State Examination in Linguistics Spanish / French / Italian:

The Nature of the Written Exam in the State Examination

Linguistics, Not School Grammar

To achieve a good mark, it is not enough to limit oneself to a purely formal working through of the questions. The questions merely provide a framework within which candidates can demonstrate their linguistic expertise. They are expected to include as many linguistically relevant observations as possible in their answers. The quality of an answer is therefore not calculated mechanically according to the number of correct observations, but above all according to whether you know how to use them for your linguistic analysis and whether they go beyond the level of a linguistic-practical discourse in technical-terminological terms.

Structured Answers, Not Collections of Facts

Each individual answer should ideally form a self-contained discussion. The problem at stake should be formulated using linguistic terminology. The theoretical terminological tools that will be used for analysis should be mentioned. This could be followed by comments on what has been written about it in the literature. Finally, these elements should be used to analyse the text in question. The answer should conclude with a summary of the results.

A well-structured answer must be limited to the essentials and only answer what was asked. To grasp the linguistic core of a question is an important aspect of linguistic expertise, which is to be demonstrated in this exam. If the essentials are mixed with correct but irrelevant explanations, this worsens the overall impression.

Analysis, No Theory Presentations

The essence of the linguistic examination in the state examination is text work, not the explicit reproduction of theoretical knowledge. The candidates should therefore work on the analysis tasks for the text and use the theoretical descriptive tools of linguistics in a meaningful way and not, as is often observed, deliver an overview paper on a linguistic theory, which they then merely illustrate with examples from the text.
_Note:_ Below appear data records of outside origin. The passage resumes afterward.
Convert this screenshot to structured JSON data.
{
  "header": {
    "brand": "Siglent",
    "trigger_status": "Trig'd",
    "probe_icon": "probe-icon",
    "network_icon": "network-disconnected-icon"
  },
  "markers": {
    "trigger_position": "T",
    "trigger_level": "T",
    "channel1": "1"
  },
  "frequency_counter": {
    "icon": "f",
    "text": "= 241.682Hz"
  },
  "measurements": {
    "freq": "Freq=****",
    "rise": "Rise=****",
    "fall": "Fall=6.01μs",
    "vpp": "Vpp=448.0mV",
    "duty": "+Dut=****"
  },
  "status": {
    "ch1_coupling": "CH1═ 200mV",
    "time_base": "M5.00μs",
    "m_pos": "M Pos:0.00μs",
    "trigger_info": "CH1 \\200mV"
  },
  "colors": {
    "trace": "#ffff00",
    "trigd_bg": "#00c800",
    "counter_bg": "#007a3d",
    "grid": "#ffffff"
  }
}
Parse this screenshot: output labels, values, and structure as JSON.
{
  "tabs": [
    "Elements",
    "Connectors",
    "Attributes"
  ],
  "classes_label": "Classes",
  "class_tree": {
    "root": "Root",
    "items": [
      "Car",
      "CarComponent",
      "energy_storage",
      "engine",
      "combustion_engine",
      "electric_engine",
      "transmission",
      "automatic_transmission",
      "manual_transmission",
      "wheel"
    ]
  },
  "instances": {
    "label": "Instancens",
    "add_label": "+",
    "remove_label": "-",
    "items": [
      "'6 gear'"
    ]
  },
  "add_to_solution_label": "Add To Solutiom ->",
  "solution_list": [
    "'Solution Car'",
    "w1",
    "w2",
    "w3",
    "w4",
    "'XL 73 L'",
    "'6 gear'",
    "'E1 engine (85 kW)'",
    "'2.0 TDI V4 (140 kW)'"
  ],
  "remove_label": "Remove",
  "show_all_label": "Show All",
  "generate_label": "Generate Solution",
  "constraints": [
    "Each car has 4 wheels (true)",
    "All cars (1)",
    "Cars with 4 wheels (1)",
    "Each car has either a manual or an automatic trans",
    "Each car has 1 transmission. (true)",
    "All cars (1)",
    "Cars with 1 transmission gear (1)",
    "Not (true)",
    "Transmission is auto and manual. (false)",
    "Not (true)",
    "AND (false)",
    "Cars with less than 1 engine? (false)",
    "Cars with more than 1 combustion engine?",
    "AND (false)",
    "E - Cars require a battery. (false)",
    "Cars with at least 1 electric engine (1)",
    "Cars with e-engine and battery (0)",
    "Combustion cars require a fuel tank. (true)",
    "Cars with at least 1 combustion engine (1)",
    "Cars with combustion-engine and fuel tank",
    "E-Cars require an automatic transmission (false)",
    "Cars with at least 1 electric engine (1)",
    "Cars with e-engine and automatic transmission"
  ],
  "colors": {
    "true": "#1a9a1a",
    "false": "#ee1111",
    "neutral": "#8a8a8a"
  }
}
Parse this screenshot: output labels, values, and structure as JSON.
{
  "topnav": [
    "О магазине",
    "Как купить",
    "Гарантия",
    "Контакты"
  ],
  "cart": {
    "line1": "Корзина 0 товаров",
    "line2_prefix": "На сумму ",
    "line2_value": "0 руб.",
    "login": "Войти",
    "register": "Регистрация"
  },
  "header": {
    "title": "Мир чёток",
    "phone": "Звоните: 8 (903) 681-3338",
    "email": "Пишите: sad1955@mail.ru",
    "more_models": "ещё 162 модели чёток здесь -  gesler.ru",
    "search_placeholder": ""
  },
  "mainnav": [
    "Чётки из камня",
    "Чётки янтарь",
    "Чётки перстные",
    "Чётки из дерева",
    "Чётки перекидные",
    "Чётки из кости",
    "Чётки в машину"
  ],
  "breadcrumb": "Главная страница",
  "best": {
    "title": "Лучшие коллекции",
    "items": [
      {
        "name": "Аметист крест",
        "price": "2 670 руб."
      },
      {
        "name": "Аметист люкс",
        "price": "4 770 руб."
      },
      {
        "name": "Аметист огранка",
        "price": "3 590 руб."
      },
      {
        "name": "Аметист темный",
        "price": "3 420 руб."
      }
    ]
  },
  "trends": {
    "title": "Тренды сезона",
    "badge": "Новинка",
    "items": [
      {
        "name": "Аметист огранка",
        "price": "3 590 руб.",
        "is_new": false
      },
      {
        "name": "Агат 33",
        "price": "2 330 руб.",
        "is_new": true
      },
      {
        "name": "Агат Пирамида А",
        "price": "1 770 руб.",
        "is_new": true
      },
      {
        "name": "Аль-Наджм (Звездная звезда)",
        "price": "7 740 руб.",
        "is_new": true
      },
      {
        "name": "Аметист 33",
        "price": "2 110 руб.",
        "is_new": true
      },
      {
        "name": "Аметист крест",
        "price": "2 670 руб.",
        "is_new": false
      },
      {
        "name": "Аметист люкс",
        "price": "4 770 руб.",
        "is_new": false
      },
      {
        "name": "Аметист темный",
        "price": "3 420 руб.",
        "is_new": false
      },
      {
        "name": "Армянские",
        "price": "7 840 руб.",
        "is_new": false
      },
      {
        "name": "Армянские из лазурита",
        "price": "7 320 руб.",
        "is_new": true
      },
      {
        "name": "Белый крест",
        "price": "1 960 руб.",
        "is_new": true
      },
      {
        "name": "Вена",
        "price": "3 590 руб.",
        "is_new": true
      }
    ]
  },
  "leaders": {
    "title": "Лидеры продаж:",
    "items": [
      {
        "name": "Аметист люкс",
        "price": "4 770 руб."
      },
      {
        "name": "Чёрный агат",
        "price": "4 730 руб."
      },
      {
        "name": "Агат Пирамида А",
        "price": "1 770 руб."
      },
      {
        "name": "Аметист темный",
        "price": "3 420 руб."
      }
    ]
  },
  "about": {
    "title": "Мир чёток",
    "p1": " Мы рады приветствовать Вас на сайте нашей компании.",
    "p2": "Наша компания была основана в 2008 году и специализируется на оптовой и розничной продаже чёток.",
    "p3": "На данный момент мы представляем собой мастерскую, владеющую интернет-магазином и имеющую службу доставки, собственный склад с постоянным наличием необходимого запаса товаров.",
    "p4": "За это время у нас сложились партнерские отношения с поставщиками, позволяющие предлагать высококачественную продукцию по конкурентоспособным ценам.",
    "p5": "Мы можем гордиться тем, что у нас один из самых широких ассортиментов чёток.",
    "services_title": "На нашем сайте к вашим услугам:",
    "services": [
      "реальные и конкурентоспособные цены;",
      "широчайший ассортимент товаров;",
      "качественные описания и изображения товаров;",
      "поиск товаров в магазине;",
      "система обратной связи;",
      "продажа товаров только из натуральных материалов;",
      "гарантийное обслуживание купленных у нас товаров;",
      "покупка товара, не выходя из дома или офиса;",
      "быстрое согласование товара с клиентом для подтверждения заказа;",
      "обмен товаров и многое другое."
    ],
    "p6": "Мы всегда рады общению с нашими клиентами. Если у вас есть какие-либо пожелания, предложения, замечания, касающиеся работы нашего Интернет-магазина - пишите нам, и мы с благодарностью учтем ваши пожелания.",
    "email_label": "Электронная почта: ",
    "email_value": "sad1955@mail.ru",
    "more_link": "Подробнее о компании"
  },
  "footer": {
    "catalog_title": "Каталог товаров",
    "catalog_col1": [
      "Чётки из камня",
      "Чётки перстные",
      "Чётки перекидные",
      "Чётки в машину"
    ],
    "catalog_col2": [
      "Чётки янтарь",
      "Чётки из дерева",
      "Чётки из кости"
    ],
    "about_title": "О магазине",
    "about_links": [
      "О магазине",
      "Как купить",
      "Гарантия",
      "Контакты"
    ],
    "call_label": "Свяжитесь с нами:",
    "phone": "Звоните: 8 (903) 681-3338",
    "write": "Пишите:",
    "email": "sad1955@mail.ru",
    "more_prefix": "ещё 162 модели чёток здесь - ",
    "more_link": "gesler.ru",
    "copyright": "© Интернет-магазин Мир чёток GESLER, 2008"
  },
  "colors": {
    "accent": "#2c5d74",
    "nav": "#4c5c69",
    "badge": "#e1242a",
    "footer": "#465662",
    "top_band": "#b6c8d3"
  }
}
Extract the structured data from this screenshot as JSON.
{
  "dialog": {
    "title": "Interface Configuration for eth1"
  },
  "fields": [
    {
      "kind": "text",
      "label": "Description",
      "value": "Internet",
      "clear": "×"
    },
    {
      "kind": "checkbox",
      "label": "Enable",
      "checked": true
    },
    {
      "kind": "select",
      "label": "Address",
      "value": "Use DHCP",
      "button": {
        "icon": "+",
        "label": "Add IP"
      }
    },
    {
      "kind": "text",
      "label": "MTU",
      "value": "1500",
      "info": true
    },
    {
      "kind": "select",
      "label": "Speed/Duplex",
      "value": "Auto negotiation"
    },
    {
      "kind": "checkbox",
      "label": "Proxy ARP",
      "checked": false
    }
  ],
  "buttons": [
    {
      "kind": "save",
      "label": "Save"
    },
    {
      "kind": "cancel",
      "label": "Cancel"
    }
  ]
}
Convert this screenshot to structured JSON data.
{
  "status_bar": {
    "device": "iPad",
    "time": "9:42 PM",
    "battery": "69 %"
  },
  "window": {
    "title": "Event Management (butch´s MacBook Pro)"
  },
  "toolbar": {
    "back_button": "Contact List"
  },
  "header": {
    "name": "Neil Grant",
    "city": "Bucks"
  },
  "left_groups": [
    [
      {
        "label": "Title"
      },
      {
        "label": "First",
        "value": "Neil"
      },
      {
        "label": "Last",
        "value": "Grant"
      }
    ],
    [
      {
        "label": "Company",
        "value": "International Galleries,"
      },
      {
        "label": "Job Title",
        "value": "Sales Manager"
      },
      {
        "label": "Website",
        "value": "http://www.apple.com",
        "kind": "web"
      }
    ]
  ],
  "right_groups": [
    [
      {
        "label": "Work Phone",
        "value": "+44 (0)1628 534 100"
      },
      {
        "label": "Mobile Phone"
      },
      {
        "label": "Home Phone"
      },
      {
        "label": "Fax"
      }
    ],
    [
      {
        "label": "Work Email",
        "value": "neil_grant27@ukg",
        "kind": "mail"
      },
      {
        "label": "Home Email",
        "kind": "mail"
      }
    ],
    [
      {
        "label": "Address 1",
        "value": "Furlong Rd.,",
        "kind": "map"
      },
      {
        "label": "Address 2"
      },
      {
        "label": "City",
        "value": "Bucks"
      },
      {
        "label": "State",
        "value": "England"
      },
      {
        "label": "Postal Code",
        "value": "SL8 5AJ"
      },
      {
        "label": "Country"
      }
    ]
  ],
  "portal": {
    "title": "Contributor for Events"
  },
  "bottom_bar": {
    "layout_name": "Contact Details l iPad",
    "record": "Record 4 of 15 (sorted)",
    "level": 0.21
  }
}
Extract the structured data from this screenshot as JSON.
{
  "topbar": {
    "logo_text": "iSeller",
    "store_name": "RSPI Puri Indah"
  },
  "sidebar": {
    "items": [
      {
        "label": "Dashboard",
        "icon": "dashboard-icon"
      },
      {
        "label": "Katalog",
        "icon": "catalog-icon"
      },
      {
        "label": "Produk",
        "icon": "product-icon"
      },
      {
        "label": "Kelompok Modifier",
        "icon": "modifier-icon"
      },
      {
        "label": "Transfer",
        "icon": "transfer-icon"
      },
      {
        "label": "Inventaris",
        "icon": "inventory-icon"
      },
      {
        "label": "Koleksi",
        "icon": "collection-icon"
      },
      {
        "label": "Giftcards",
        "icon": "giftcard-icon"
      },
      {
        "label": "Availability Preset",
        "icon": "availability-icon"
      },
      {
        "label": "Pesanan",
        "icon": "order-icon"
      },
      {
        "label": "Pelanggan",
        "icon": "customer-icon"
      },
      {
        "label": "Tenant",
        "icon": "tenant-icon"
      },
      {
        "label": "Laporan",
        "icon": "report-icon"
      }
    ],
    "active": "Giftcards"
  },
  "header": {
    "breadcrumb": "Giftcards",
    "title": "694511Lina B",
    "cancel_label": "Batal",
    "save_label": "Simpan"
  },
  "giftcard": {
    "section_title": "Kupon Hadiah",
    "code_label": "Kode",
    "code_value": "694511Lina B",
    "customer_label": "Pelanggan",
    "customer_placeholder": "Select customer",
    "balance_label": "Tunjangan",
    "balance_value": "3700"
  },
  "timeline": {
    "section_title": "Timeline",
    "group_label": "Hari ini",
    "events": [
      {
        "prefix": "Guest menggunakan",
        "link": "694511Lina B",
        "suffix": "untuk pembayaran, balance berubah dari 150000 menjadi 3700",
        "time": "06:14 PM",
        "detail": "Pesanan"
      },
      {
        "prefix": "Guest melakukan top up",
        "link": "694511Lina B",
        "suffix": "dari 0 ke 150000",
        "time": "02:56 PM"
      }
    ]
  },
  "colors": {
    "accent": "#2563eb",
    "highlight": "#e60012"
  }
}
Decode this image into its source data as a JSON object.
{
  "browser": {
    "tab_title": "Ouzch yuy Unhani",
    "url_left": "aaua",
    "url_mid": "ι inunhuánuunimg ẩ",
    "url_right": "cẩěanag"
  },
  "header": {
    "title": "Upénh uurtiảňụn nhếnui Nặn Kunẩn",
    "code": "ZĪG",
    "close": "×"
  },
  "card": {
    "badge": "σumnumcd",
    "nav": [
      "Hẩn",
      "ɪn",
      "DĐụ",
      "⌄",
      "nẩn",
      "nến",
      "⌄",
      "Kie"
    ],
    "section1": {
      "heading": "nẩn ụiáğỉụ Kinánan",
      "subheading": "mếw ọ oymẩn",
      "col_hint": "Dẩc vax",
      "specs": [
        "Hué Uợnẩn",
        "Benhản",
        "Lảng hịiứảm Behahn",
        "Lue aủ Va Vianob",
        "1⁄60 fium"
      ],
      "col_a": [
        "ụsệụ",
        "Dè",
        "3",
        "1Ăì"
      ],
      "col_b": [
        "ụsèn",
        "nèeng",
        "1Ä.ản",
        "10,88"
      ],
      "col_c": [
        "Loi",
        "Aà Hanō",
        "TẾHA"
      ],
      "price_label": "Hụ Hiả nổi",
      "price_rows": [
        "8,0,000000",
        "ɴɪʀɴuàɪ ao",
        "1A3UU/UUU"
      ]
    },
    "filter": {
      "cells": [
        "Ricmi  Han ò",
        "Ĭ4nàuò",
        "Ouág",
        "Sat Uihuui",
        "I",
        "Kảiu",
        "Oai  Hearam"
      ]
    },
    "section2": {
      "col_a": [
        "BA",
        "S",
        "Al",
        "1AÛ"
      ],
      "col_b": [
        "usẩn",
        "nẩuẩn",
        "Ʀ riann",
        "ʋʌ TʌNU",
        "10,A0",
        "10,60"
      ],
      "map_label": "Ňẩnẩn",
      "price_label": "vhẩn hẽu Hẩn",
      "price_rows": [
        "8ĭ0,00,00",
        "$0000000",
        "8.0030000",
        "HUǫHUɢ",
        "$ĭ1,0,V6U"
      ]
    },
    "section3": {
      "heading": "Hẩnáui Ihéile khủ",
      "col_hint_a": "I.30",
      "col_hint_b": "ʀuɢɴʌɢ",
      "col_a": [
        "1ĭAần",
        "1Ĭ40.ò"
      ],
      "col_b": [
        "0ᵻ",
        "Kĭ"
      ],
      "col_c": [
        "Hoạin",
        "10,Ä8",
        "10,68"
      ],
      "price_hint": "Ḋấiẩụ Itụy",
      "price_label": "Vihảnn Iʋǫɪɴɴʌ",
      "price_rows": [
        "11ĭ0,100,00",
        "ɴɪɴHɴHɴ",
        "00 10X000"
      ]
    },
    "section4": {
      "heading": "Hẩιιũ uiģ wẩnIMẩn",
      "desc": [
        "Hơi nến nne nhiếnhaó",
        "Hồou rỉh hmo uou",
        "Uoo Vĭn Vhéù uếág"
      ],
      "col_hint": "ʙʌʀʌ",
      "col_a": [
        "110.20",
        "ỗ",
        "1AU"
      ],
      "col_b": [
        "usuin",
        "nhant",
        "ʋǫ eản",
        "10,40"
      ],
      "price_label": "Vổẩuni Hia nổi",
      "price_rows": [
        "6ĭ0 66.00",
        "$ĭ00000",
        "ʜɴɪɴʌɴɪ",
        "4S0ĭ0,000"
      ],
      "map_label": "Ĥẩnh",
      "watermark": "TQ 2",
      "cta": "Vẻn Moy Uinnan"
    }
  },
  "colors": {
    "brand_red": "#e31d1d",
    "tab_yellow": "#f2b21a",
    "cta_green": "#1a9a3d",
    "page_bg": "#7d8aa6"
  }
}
Every bit of expertise that is recognisably used to answer the task earns positive points. Any piece of knowledge that is simply referred to but not used in the analysis should be avoided.
In the introduction to each answer, candidates should show how they linguistically classify the problem to be analysed; they should possibly indicate which authors or theories in the research literature they base their answer on. Extra points are awarded if alternatives are mentioned here and either both are considered in the analysis, or the decision for one of these alternatives is justified. In this form, the development of theoretical knowledge also earns extra points.

On the other hand, it is unnecessary to define again verbosely what is presupposed to be known (phoneme, cohesion ...) or to recount whole memorised articles including the research report. Everything that is not recognisably included in the analysis is deleted and not assessed.

Linguistics, not Language Practice

There is a principle among Bavarian state examination examiners that a halfway correct description of facts at the analytical and terminological level of a learner's grammar or a practical language exercise should not be sufficient for an in-depth linguistic examination. Since practical linguistic knowledge is already examined elsewhere, familiarity with the descriptive tools of linguistics is a central assessment criterion here. The candidate's obligation is therefore to use as much scientific terminology and theory correctly as possible and to demonstrate familiarity with the relevant linguistic approaches to description and explanation. What is written in the learner grammars is assumed to be known, but does not yet qualify for an above-average mark.

Discussions, not Lists

Where a tabular response is not explicitly required, responses should take the form of a formulated discussion and show an argumentation conducted in complete sentences. Within such a discussion, annotated tables are of course an acceptable form of presentation. If a question is processed as a whole as a tabular list of key points without formulated, truthful sentences, this leads to a clear devaluation of this question, in special cases even to the assessment as "not answered".

Commitment to IPA

IPA is the only transcription system worldwide and across languages. In teaching, it is taught and it is also part of the expected linguistic expertise that you can convert deviant, outdated and regional transcription systems into IPA. In exam exams, therefore, any deviation from IPA is considered an error. One consequence of this principle is that, for example, [rr] as a notation of the Spanish multivibrant is counted as an error just as [r] for the monovibrant.